by Tara Seals
Sonic Drive-In, the US fast-food chain where car-hops are still a thing, is the latest victim of a security breach affecting an unknown number of store payment systems—but it could be millions of victims.
Sonic has confirmed that they have been investigating unusual payment card activity since being informed by their credit card processor last week.
First disclosed by independent researcher Brian Krebs, the compromise came to light via a pattern of fraudulent transactions on cards that had previously been used at one of Sonic’s 3,600 locations.
“I began hearing from sources at multiple financial institutions,” Krebs noted in a post. Those cards were then found to be part of a cache of five million credit and debit card accounts that were first put up for sale in mid-September on a dark web site called Joker’s Stash, all indexed by city, state and ZIP code. They’re going at a premium, too: between $25 and $50 per card.
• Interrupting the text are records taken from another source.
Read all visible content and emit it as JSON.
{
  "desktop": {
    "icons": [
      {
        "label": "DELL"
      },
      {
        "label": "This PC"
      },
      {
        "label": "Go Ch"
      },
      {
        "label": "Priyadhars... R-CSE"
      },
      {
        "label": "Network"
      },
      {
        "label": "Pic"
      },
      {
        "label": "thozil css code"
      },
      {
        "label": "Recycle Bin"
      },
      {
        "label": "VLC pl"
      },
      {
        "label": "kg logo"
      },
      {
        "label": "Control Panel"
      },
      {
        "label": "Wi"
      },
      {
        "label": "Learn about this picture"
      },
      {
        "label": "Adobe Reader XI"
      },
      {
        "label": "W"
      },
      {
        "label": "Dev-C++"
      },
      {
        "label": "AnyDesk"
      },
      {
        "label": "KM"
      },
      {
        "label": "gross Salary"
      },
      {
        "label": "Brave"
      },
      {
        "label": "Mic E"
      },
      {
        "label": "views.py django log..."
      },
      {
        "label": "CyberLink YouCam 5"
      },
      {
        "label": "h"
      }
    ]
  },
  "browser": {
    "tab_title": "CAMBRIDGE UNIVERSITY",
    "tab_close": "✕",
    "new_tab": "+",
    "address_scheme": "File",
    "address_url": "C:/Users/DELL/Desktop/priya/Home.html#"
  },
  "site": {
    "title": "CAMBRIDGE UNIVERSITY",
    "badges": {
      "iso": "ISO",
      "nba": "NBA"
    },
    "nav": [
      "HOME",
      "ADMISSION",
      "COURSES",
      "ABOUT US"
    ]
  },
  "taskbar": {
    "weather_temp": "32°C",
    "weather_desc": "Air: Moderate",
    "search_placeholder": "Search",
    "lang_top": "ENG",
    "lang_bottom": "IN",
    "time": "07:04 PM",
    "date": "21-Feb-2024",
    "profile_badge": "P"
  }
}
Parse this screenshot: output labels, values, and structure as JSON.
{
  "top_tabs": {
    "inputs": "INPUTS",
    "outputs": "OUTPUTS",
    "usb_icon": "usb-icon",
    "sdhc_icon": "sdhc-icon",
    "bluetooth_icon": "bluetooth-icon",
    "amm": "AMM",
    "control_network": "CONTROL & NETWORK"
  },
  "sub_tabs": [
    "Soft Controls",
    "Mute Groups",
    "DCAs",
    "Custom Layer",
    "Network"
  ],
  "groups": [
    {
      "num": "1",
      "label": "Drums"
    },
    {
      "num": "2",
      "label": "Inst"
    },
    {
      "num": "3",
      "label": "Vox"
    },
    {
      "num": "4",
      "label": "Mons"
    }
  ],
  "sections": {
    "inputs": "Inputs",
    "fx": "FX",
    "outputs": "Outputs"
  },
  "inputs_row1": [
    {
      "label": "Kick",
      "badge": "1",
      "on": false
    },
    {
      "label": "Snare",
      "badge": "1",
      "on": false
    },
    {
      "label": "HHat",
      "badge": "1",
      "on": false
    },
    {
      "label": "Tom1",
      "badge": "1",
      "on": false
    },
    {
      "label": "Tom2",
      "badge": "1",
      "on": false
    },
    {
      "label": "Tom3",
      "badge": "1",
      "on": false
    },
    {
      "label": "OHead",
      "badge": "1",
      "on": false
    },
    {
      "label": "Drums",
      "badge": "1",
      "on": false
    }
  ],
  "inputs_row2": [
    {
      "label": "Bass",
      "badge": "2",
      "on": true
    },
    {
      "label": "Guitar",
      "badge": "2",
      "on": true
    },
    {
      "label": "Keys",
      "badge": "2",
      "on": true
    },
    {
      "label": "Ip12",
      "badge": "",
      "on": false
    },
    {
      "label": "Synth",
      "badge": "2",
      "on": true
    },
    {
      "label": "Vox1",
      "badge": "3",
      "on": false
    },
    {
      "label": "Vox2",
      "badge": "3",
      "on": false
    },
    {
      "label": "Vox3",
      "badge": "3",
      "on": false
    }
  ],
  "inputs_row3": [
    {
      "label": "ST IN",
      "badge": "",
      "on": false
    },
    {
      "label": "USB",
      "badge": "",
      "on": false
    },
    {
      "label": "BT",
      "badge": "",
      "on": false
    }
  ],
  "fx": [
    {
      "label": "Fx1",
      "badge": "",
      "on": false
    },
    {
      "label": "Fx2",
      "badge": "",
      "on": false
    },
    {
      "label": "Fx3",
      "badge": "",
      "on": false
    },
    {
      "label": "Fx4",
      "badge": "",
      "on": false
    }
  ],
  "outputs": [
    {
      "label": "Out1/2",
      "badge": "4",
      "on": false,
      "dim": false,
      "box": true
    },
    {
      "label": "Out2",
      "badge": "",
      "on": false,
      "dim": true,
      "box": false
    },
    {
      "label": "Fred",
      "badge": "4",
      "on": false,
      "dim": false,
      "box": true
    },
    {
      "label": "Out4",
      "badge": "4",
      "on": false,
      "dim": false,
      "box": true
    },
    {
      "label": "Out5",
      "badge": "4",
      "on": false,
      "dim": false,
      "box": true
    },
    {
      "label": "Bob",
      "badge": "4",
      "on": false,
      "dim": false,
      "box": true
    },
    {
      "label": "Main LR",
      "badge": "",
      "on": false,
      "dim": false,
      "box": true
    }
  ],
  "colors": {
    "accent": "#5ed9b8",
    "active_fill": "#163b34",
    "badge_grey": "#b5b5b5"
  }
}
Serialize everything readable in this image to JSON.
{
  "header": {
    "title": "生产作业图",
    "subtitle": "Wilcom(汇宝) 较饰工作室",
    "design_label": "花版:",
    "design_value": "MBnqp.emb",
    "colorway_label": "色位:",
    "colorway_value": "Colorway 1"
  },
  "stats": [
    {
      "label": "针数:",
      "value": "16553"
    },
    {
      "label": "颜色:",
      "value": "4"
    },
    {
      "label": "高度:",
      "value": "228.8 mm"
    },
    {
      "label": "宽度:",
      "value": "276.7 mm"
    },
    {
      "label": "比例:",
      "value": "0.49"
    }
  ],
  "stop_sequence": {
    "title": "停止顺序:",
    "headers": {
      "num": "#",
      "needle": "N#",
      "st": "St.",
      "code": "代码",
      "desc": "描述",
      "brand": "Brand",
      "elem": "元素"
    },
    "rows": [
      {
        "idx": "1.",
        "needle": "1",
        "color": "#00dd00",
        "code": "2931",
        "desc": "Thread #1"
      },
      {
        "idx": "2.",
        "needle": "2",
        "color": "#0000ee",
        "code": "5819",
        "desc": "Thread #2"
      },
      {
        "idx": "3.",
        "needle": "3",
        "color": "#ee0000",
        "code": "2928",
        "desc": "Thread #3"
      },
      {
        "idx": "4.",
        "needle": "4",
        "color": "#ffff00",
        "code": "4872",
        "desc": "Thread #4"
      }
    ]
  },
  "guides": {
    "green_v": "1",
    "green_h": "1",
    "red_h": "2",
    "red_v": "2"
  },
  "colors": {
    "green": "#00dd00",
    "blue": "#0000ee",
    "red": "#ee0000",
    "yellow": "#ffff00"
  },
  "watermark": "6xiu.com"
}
“I should note that it remains unclear whether Sonic is the only company whose customers’ cards are being sold in this particular batch of five million cards at Joker’s Stash,” Krebs said. “There are some (as yet unconfirmed) indications that perhaps Sonic customer cards are being mixed in with those stolen from other eatery brands that may be compromised by the same attackers.”